> [What to produce]:
Look through the data below, and copy each line that carries the word "subject".

> [Records shown]:
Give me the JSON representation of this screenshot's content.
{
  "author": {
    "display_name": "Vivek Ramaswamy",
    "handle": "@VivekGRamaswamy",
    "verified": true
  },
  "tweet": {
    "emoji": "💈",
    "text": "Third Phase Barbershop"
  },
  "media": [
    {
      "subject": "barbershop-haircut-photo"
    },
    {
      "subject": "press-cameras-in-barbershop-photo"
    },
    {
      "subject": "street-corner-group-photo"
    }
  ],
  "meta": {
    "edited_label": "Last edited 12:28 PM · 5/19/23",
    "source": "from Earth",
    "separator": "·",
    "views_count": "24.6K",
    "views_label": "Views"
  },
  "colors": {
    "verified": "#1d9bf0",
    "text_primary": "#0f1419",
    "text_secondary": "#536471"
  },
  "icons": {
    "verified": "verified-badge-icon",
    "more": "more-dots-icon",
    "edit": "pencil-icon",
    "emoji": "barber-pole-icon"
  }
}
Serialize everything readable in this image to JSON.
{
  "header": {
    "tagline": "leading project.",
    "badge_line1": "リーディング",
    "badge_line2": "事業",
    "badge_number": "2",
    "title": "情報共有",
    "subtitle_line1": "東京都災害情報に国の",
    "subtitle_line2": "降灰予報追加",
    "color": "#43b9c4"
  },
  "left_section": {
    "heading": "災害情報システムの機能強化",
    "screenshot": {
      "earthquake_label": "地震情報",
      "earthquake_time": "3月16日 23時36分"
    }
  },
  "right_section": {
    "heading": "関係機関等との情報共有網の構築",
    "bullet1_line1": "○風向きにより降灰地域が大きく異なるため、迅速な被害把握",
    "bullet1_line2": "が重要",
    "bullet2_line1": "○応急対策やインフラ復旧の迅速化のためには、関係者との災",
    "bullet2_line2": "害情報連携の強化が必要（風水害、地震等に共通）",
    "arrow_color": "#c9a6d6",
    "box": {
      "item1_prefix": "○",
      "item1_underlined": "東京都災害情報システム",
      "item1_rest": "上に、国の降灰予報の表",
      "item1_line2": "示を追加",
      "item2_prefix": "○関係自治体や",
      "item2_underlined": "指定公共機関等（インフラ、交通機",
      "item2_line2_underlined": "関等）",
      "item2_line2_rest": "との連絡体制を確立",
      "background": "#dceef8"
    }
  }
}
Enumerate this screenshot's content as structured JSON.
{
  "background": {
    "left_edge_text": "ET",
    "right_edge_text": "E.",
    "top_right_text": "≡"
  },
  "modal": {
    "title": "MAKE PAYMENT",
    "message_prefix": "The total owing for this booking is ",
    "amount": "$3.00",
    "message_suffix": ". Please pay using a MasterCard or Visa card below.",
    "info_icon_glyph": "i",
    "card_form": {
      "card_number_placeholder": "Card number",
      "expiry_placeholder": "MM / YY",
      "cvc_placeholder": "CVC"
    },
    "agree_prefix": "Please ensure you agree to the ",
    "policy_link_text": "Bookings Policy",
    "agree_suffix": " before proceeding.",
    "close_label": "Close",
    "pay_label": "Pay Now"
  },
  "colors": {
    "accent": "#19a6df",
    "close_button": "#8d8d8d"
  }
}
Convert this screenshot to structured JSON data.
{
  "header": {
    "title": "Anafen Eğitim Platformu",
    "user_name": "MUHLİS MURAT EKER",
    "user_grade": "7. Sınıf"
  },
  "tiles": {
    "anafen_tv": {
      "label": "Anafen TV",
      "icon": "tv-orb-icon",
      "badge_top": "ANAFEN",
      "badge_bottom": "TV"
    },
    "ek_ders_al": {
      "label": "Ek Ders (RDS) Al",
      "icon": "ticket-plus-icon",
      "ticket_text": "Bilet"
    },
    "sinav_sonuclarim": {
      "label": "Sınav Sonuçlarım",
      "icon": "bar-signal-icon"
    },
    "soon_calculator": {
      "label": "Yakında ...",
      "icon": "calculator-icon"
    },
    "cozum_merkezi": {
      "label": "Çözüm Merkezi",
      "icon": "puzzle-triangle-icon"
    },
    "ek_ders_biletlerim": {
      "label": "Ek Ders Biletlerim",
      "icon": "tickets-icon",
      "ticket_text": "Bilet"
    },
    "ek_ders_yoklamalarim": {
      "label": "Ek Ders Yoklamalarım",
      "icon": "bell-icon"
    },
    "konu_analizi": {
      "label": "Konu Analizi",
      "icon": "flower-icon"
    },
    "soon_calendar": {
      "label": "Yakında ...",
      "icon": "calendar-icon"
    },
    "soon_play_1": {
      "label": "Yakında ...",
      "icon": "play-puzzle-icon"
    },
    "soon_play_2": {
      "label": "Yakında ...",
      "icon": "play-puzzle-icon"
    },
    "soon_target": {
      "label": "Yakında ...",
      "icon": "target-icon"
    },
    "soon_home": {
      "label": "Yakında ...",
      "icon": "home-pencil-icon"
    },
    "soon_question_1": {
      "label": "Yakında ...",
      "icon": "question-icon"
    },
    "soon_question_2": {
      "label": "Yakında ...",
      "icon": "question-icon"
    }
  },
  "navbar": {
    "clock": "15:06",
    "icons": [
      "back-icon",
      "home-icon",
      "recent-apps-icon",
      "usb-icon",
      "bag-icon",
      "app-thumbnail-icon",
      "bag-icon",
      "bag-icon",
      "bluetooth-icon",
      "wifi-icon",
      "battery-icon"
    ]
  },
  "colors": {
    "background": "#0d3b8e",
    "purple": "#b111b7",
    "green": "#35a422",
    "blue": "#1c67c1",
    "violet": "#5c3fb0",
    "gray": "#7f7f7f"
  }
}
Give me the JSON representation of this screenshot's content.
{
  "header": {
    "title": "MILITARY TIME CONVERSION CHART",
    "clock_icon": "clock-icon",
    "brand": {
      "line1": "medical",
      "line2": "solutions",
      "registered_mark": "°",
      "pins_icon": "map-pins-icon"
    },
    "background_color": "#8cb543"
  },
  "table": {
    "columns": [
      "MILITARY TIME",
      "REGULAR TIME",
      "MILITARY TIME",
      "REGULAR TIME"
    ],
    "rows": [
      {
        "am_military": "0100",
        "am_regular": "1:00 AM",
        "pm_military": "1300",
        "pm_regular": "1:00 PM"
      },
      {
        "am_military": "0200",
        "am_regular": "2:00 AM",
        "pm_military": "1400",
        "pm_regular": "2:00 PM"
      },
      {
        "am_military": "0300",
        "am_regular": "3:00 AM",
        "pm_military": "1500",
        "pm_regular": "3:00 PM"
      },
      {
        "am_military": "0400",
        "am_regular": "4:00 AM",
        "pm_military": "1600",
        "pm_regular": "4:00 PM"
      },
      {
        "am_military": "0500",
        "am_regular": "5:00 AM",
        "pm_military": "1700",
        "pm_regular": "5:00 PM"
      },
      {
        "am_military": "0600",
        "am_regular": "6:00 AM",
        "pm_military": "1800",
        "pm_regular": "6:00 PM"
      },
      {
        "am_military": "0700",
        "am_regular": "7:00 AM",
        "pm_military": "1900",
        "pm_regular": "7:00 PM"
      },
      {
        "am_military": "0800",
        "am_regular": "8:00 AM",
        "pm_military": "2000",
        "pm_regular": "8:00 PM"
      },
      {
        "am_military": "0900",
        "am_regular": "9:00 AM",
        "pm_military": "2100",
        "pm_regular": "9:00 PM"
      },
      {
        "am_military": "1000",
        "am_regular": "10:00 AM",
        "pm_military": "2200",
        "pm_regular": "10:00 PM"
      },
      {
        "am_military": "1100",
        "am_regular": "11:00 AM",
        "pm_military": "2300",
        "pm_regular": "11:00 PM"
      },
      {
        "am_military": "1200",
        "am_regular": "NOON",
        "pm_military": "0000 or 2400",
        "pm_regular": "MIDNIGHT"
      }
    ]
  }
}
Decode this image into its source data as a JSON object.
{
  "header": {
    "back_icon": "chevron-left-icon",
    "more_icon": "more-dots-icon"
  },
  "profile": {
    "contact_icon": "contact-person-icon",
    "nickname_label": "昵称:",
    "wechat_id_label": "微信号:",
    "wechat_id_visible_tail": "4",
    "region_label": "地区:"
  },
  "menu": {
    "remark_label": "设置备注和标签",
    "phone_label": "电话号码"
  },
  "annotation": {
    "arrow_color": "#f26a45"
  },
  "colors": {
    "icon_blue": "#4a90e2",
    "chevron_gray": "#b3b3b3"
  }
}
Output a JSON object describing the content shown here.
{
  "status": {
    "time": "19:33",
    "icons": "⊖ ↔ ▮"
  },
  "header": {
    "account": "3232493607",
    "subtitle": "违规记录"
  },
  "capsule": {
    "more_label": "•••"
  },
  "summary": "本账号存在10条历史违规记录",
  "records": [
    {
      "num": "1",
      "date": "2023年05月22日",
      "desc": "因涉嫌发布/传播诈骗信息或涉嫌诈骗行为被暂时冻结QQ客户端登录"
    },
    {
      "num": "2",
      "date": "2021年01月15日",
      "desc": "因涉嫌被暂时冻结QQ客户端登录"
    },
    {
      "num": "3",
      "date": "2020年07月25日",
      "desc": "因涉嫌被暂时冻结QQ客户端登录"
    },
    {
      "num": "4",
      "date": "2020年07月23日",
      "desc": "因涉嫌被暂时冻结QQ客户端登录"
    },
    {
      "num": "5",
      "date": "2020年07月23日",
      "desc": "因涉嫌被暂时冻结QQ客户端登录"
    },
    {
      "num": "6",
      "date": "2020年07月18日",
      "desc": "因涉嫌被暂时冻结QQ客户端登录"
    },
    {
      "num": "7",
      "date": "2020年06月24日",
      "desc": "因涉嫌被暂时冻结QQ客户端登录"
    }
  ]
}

> [Output]:
      "subject": "barbershop-haircut-photo"
      "subject": "press-cameras-in-barbershop-photo"
      "subject": "street-corner-group-photo"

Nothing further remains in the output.